* WHAT TO WORK ON *
Output the full listing below exactly, without the pictures.

* RECORDS FOR THE TASK *
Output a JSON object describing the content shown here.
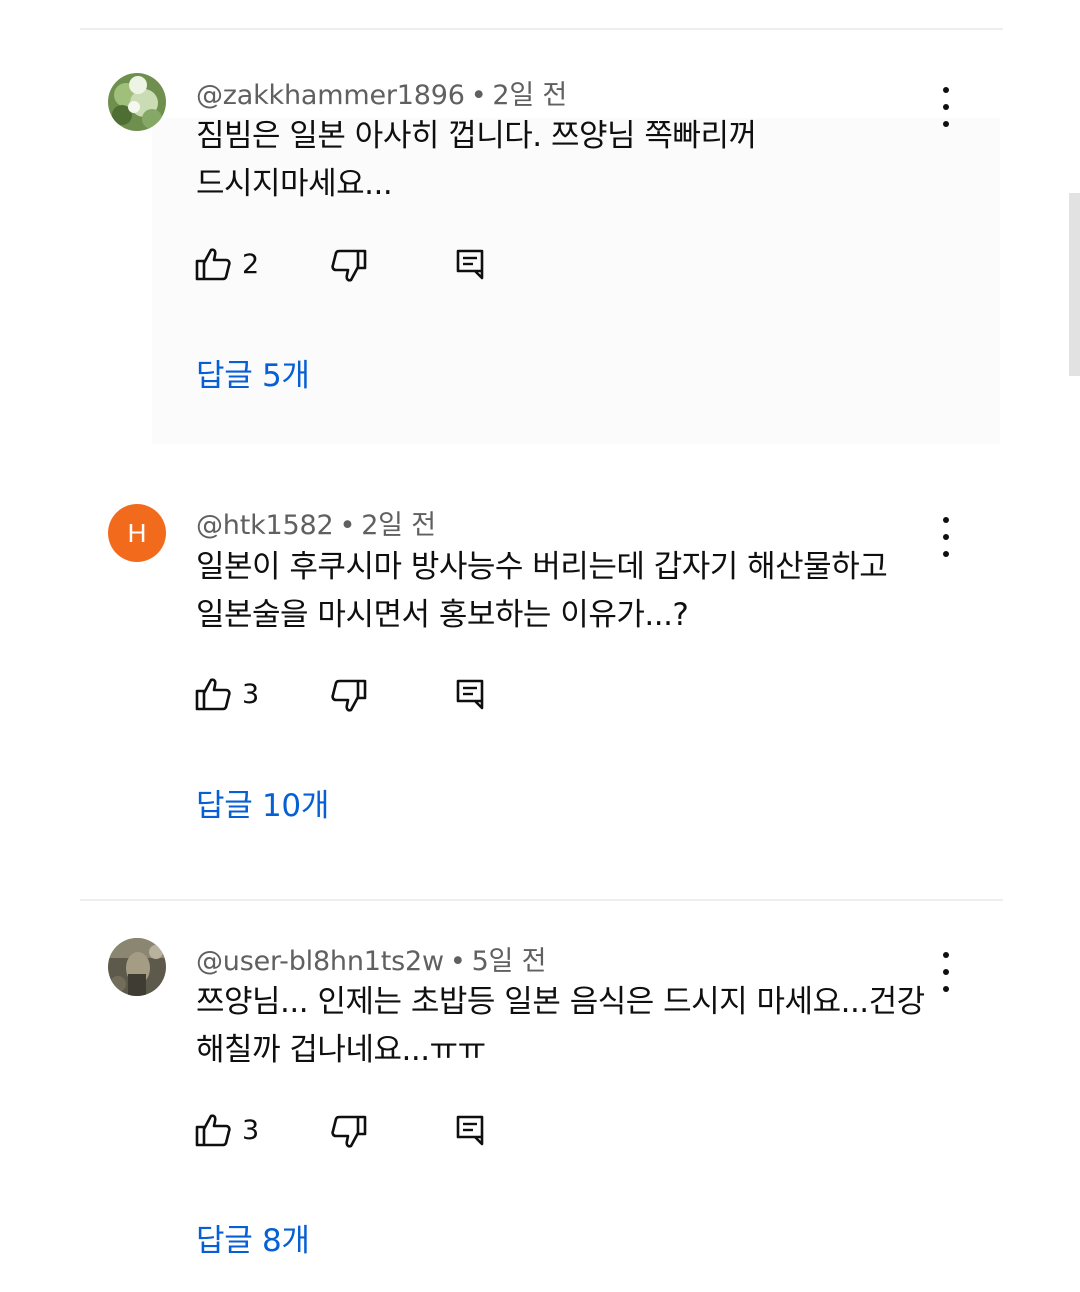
{
  "comments": [
    {
      "author": "@zakkhammer1896",
      "time": "2일 전",
      "body_line1": "짐빔은 일본 아사히 껍니다. 쯔양님 쪽빠리꺼",
      "body_line2": "드시지마세요...",
      "likes": "2",
      "replies_label": "답글 5개"
    },
    {
      "author": "@htk1582",
      "avatar_letter": "H",
      "time": "2일 전",
      "body_line1": "일본이 후쿠시마 방사능수 버리는데 갑자기 해산물하고",
      "body_line2": "일본술을 마시면서 홍보하는 이유가...?",
      "likes": "3",
      "replies_label": "답글 10개"
    },
    {
      "author": "@user-bl8hn1ts2w",
      "time": "5일 전",
      "body_line1": "쯔양님... 인제는 초밥등 일본 음식은 드시지 마세요...건강",
      "body_line2": "해칠까 겁나네요...ㅠㅠ",
      "likes": "3",
      "replies_label": "답글 8개"
    }
  ],
  "meta_separator": "•",
  "colors": {
    "link": "#065fd4",
    "meta": "#606060",
    "avatar_orange": "#f26b1d"
  }
}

* WORKED SOLUTION *
Output a JSON object describing the content shown here.
{
  "comments": [
    {
      "author": "@zakkhammer1896",
      "time": "2일 전",
      "body_line1": "짐빔은 일본 아사히 껍니다. 쯔양님 쪽빠리꺼",
      "body_line2": "드시지마세요...",
      "likes": "2",
      "replies_label": "답글 5개"
    },
    {
      "author": "@htk1582",
      "avatar_letter": "H",
      "time": "2일 전",
      "body_line1": "일본이 후쿠시마 방사능수 버리는데 갑자기 해산물하고",
      "body_line2": "일본술을 마시면서 홍보하는 이유가...?",
      "likes": "3",
      "replies_label": "답글 10개"
    },
    {
      "author": "@user-bl8hn1ts2w",
      "time": "5일 전",
      "body_line1": "쯔양님... 인제는 초밥등 일본 음식은 드시지 마세요...건강",
      "body_line2": "해칠까 겁나네요...ㅠㅠ",
      "likes": "3",
      "replies_label": "답글 8개"
    }
  ],
  "meta_separator": "•",
  "colors": {
    "link": "#065fd4",
    "meta": "#606060",
    "avatar_orange": "#f26b1d"
  }
}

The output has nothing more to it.